_Work request_:
Report every line of the records that contains the word "active".

_Exercise material_:
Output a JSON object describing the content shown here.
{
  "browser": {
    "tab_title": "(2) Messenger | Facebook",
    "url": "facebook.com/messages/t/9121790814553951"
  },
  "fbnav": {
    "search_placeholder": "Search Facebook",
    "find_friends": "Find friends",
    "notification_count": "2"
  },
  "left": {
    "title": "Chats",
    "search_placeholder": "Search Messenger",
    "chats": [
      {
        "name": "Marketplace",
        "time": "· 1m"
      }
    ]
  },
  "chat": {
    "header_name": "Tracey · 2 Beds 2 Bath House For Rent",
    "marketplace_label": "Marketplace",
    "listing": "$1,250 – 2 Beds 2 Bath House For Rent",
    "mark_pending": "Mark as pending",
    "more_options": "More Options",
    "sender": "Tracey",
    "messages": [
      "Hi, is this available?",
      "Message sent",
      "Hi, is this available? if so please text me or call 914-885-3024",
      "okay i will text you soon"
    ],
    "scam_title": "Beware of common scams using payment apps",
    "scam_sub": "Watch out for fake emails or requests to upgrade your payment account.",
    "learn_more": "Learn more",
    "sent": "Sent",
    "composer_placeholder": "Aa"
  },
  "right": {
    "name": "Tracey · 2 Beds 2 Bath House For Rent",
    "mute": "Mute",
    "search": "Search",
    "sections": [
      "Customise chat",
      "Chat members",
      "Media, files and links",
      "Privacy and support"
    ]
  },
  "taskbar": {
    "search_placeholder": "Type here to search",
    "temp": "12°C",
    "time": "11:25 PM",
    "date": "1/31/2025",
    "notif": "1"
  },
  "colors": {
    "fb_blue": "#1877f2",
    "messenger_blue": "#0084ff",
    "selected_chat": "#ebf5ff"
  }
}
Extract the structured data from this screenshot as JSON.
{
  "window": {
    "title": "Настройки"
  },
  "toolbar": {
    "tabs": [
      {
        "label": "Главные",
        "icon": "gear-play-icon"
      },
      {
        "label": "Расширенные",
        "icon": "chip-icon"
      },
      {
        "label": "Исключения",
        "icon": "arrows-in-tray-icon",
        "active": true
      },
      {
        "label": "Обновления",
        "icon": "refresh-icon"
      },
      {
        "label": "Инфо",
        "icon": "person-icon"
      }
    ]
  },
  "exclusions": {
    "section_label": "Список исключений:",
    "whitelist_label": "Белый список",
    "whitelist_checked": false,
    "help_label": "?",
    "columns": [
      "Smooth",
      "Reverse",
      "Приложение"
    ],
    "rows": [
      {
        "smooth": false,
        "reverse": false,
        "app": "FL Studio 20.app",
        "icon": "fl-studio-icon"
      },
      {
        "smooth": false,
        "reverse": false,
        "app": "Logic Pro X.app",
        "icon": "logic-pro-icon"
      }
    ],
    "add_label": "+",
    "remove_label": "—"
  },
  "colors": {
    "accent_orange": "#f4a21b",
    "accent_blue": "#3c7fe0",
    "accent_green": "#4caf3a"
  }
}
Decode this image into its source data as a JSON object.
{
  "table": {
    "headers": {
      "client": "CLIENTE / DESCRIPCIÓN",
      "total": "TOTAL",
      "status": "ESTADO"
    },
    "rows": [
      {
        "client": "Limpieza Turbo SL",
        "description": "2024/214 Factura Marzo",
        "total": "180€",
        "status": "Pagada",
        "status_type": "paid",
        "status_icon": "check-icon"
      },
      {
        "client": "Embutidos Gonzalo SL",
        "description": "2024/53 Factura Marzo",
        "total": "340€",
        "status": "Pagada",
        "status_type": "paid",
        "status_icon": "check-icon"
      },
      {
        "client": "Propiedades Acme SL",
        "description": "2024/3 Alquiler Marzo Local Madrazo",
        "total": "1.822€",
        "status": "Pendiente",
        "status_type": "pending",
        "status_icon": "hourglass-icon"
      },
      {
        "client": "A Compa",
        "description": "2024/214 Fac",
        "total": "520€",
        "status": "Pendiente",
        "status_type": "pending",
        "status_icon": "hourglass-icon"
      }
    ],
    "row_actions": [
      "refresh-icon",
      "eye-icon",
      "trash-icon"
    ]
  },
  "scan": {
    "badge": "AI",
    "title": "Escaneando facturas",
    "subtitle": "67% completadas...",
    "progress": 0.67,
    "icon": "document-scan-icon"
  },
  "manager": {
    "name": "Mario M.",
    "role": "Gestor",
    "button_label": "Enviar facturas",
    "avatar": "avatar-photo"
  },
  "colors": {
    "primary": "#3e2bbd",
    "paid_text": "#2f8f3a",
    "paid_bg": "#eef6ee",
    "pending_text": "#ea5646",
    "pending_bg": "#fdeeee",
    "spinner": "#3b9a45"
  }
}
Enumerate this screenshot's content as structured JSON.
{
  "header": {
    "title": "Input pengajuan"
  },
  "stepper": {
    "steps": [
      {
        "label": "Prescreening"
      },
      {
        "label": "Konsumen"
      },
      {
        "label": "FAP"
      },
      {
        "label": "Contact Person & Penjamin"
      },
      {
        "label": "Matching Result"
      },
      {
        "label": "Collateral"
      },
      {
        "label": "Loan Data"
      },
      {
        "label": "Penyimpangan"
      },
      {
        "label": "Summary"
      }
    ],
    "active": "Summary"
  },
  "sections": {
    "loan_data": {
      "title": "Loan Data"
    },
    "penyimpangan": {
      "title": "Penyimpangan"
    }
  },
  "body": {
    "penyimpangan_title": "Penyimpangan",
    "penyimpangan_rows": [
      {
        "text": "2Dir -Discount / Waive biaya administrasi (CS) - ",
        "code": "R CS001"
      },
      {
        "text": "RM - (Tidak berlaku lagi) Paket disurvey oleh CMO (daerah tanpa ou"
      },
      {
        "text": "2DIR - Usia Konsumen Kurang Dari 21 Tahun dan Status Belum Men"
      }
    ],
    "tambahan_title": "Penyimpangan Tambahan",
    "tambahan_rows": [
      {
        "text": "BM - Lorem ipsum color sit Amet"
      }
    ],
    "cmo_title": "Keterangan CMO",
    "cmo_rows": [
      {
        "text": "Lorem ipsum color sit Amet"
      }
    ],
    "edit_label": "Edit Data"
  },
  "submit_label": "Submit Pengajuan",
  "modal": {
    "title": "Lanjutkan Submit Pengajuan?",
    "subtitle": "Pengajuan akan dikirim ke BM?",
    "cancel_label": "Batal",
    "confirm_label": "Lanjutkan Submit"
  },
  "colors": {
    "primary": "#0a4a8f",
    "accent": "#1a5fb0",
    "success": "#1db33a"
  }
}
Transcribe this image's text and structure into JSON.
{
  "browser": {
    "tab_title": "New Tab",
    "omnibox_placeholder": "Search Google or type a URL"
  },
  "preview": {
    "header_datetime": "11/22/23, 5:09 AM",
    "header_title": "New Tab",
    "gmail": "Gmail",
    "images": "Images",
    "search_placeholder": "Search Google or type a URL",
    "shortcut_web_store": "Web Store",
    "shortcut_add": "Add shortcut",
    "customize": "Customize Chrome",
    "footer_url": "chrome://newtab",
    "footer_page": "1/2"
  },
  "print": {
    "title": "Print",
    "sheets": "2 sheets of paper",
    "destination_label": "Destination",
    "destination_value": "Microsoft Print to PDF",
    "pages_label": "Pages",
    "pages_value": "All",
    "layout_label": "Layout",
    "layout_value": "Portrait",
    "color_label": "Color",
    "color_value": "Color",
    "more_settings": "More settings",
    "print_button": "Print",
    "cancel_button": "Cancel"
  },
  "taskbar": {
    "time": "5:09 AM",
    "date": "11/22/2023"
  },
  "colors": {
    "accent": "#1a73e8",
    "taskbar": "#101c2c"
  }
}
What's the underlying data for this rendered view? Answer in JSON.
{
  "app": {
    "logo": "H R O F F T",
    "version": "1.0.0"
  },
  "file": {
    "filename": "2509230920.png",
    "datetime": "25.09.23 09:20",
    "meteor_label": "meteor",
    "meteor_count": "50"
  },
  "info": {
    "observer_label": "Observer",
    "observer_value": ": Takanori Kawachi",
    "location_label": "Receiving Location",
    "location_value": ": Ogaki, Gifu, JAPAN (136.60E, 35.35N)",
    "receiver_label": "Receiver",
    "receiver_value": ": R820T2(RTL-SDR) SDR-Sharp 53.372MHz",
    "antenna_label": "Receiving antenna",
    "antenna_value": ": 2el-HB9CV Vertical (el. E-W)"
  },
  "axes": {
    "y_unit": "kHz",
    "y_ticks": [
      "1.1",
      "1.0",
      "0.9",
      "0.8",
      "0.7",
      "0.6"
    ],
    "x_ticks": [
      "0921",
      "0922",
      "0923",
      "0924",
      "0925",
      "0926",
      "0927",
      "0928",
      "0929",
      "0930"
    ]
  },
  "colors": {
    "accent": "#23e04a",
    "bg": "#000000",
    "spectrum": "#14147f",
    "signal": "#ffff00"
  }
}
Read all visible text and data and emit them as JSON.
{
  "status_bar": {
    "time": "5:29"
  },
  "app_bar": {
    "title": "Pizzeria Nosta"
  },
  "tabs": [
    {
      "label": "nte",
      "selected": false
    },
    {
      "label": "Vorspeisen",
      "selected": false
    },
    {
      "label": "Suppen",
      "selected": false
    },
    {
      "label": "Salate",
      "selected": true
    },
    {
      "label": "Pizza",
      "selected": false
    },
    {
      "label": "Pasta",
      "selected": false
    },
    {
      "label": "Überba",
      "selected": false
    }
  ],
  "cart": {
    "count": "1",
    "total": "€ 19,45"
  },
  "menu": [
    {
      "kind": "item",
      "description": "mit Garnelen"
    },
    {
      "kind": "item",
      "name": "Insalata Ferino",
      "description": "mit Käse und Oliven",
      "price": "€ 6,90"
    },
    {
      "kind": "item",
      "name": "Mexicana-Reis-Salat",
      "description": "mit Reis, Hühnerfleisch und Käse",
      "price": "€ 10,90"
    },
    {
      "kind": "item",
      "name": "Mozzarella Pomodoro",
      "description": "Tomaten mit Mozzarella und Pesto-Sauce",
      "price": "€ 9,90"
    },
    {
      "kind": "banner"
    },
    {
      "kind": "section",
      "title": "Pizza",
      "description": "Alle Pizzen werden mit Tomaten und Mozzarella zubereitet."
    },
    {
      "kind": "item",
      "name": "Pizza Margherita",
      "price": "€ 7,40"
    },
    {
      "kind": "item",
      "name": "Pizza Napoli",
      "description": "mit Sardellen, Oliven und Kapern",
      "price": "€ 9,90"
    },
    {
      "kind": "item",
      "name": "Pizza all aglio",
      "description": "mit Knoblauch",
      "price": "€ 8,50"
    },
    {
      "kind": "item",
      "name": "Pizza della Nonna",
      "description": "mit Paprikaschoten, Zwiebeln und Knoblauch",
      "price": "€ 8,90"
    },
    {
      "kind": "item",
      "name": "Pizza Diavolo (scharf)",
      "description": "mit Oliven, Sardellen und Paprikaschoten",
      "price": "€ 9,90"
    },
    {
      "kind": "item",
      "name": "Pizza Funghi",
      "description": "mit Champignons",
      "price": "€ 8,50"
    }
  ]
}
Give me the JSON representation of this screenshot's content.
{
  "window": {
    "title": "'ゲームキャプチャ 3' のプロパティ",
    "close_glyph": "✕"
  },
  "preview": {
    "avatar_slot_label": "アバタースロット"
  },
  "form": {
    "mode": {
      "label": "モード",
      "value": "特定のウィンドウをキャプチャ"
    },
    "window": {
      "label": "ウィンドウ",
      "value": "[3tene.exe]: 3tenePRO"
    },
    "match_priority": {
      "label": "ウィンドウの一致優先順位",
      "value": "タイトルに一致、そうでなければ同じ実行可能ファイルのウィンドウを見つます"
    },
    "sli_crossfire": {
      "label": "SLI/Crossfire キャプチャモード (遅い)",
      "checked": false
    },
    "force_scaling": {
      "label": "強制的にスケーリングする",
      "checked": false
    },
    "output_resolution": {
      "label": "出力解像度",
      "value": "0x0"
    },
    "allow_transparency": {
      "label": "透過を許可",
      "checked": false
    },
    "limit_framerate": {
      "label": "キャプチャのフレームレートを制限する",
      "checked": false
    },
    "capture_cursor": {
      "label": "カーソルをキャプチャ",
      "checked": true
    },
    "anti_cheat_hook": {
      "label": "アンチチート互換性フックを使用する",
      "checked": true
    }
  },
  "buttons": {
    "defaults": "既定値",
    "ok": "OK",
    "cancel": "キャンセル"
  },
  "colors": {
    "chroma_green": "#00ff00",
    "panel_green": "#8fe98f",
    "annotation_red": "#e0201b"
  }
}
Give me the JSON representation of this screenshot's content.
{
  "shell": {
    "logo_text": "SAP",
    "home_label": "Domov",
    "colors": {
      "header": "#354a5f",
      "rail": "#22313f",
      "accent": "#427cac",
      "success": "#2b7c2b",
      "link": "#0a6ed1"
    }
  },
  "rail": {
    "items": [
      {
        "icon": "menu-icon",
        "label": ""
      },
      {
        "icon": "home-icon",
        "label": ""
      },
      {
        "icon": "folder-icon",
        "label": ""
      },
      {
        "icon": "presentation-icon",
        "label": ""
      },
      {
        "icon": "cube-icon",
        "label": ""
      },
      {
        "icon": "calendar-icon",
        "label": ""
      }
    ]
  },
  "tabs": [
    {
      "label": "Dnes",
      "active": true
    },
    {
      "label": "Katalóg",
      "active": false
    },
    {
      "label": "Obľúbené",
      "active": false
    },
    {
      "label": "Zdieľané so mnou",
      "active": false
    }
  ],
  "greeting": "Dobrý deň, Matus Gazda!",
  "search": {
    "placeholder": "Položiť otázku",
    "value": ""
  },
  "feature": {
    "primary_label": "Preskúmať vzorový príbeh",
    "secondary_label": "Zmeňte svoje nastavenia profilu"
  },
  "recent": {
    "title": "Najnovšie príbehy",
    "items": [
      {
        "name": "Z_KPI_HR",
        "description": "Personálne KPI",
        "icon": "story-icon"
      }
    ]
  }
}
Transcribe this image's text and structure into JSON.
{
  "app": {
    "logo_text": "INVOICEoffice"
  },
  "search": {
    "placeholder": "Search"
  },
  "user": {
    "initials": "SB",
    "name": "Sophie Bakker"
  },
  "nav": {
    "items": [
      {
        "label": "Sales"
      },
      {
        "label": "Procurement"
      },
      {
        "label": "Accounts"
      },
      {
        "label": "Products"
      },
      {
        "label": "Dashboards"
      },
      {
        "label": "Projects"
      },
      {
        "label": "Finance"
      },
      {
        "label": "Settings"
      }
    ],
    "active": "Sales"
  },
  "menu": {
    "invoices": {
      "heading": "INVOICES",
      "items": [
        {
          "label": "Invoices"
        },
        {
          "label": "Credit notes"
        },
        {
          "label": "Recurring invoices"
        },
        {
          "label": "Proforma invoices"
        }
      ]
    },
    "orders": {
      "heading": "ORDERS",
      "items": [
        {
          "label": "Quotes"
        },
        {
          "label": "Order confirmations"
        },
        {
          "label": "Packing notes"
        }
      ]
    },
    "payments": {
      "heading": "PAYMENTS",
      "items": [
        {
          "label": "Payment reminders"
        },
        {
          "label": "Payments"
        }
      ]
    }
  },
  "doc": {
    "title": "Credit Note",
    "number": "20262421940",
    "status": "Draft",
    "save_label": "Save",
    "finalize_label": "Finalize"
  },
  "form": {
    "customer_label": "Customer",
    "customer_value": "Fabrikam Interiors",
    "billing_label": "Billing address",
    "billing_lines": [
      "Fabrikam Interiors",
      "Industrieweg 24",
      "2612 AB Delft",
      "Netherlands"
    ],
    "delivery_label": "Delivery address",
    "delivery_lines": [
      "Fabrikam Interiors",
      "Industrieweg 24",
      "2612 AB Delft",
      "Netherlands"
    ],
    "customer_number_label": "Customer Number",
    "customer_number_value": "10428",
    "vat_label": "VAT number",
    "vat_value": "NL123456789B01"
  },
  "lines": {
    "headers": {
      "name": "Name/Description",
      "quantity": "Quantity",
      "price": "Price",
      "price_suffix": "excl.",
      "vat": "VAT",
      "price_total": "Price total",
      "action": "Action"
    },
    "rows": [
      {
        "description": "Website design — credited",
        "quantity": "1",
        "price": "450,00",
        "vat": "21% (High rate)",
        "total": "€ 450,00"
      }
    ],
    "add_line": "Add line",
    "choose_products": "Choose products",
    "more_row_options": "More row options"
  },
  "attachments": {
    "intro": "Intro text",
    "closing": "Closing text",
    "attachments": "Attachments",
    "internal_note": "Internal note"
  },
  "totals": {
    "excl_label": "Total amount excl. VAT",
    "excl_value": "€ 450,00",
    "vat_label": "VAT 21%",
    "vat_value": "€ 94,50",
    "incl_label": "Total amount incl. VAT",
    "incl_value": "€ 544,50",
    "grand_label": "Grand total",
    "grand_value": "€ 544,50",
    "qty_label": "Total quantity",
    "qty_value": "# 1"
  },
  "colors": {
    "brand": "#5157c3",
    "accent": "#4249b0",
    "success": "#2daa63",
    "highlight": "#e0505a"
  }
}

_Exercise output_:
        "active": true
    "active": "Summary"
      "active": true
      "active": false
      "active": false
      "active": false
    "active": "Sales"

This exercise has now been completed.